Damn, I love this woman.  She always picks good folks to work with, solid material, and along with that five-alarm-fire vocal punch, she has created a fantastic five-decade catalog. This track has my worlds colliding as it was written by Green Gartside & David Gamson of Scritti Politti and produced by Green and Arif Mardin. I can’t believe a song this awesome failed at Pop radio. Hitting a #53 high is an inexcusable failure for all Pop programmers in the Summer of 1986.

Also, I love how she puts her name in yet another song and a nice call back to her duet with George Benson, We Got The Love.

Fun Fact: The video was shot on Long Island at the Adventureland amusement park, a place where I spent many summer days and nights.

94. Honeymoon Suite – What Does It Take

Here’s another soundtrack tune, this one from the John Cusack/Demi Moore flick, One Crazy Summer. It was also their follow-up to Feel It Again from The Big Prize. This heavy ballad will begin to sink at #52.

95. Barry Manilow – I’m Your Man

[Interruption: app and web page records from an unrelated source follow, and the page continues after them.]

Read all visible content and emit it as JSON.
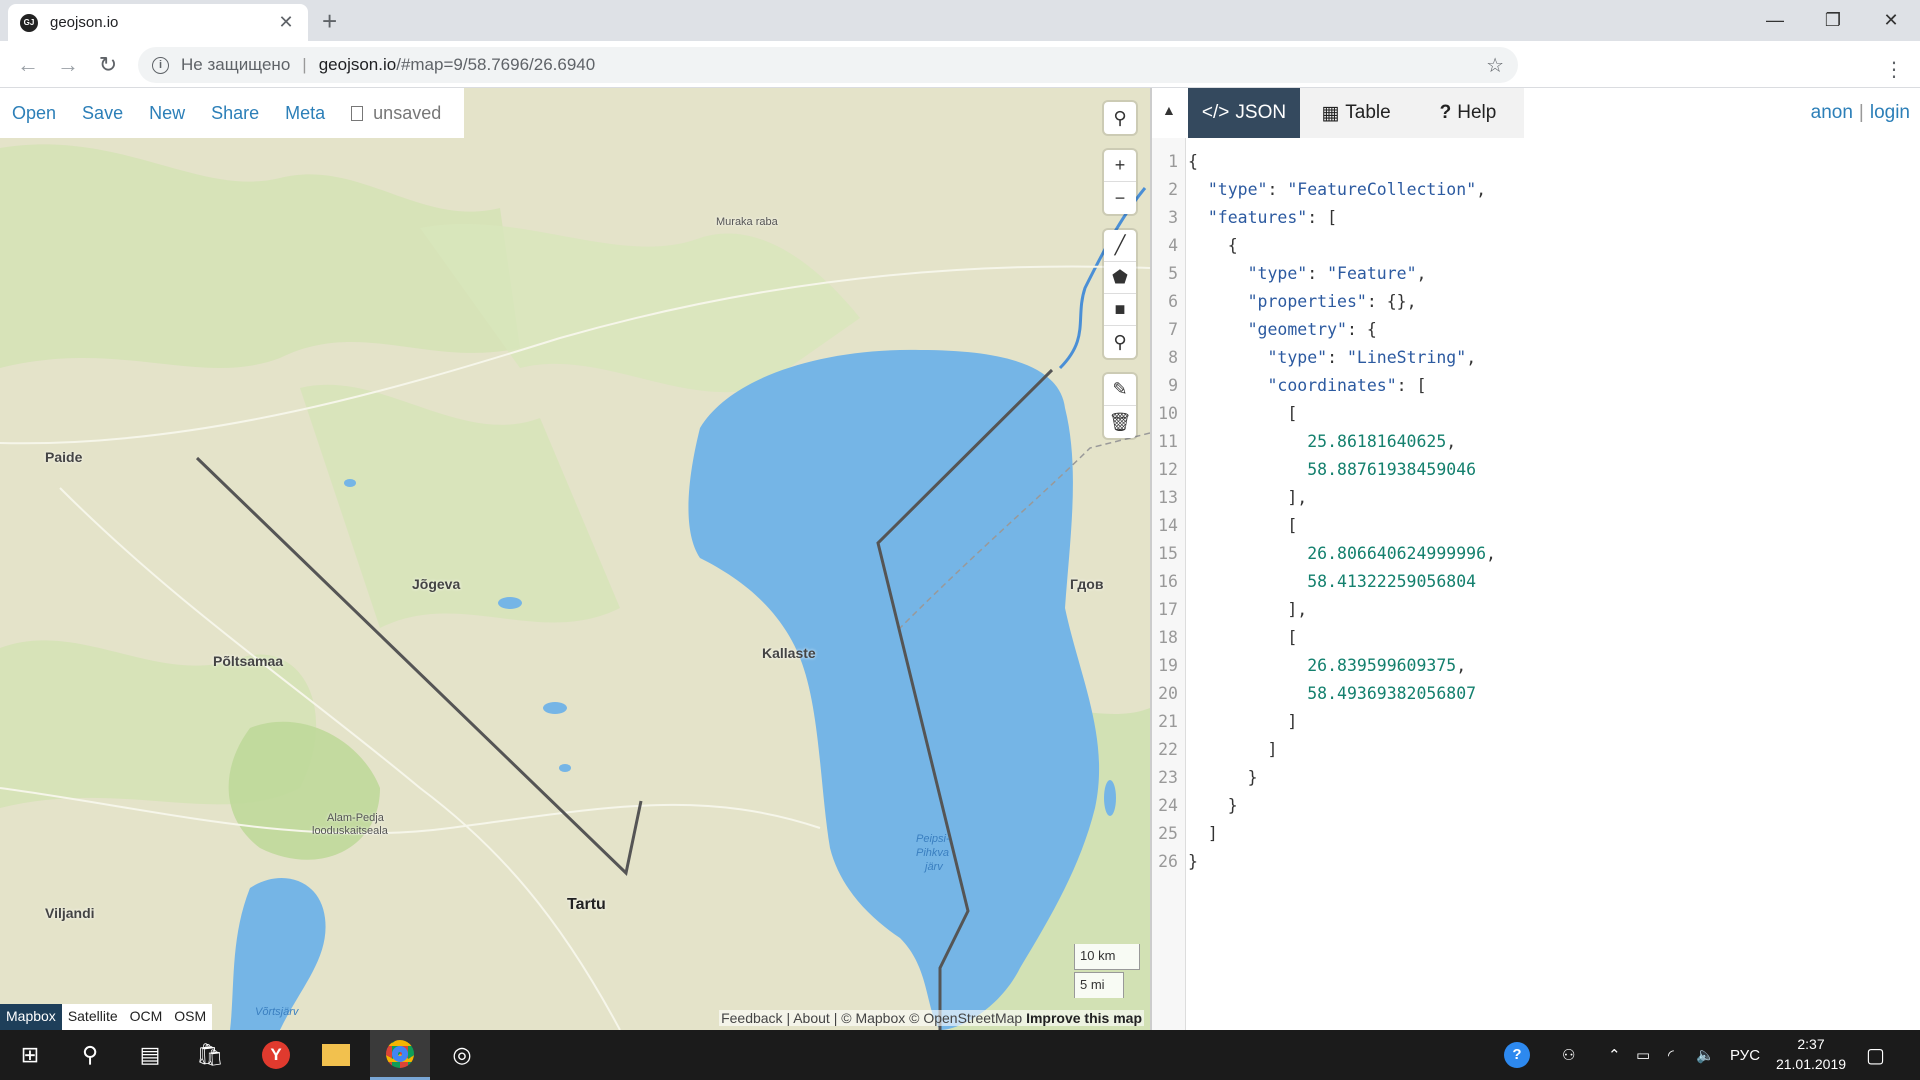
{
  "browser": {
    "tab_title": "geojson.io",
    "tab_favicon": "GJ",
    "newtab": "+",
    "insecure_label": "Не защищено",
    "host": "geojson.io",
    "path": "/#map=9/58.7696/26.6940",
    "star_icon": "star-icon"
  },
  "menu": {
    "open": "Open",
    "save": "Save",
    "new": "New",
    "share": "Share",
    "meta": "Meta",
    "status": "unsaved"
  },
  "map_labels": {
    "muraka": "Muraka raba",
    "paide": "Paide",
    "jogeva": "Jõgeva",
    "poltsamaa": "Põltsamaa",
    "kallaste": "Kallaste",
    "gdov": "Гдов",
    "alam1": "Alam-Pedja",
    "alam2": "looduskaitseala",
    "tartu": "Tartu",
    "viljandi": "Viljandi",
    "peipsi1": "Peipsi-",
    "peipsi2": "Pihkva",
    "peipsi3": "järv",
    "vortsjarv": "Võrtsjärv"
  },
  "layers": [
    "Mapbox",
    "Satellite",
    "OCM",
    "OSM"
  ],
  "scale": {
    "km": "10 km",
    "mi": "5 mi"
  },
  "attribution": {
    "feedback": "Feedback",
    "about": "About",
    "mapbox": "© Mapbox",
    "osm": "© OpenStreetMap",
    "improve": "Improve this map"
  },
  "pane": {
    "collapse_icon": "caret-up-icon",
    "tabs": {
      "json": "JSON",
      "table": "Table",
      "help": "Help"
    },
    "user": {
      "anon": "anon",
      "sep": "|",
      "login": "login"
    }
  },
  "geojson": {
    "type": "FeatureCollection",
    "feature_type": "Feature",
    "geometry_type": "LineString",
    "coordinates": [
      [
        "25.86181640625",
        "58.88761938459046"
      ],
      [
        "26.806640624999996",
        "58.41322259056804"
      ],
      [
        "26.839599609375",
        "58.49369382056807"
      ]
    ]
  },
  "taskbar": {
    "lang": "РУС",
    "time": "2:37",
    "date": "21.01.2019"
  },
  "colors": {
    "accent": "#2c7fb8",
    "tab_active": "#34495e",
    "water": "#75b5e6",
    "land": "#e4e3c9",
    "forest": "#cfe0b1",
    "line": "#555555"
  }
}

This is not a Wham! cover, and it’s not even worth a mash-up. This was the lead single to Barry’s first album on a new label, RCA. I’ve mentioned before that a veteran switch can be dicey. This was Barry’s attempt to modernize his sound, but yikes. Chill on the drum machine and reverb, homie. Call me good. Call me bad. Call this mercy at #86.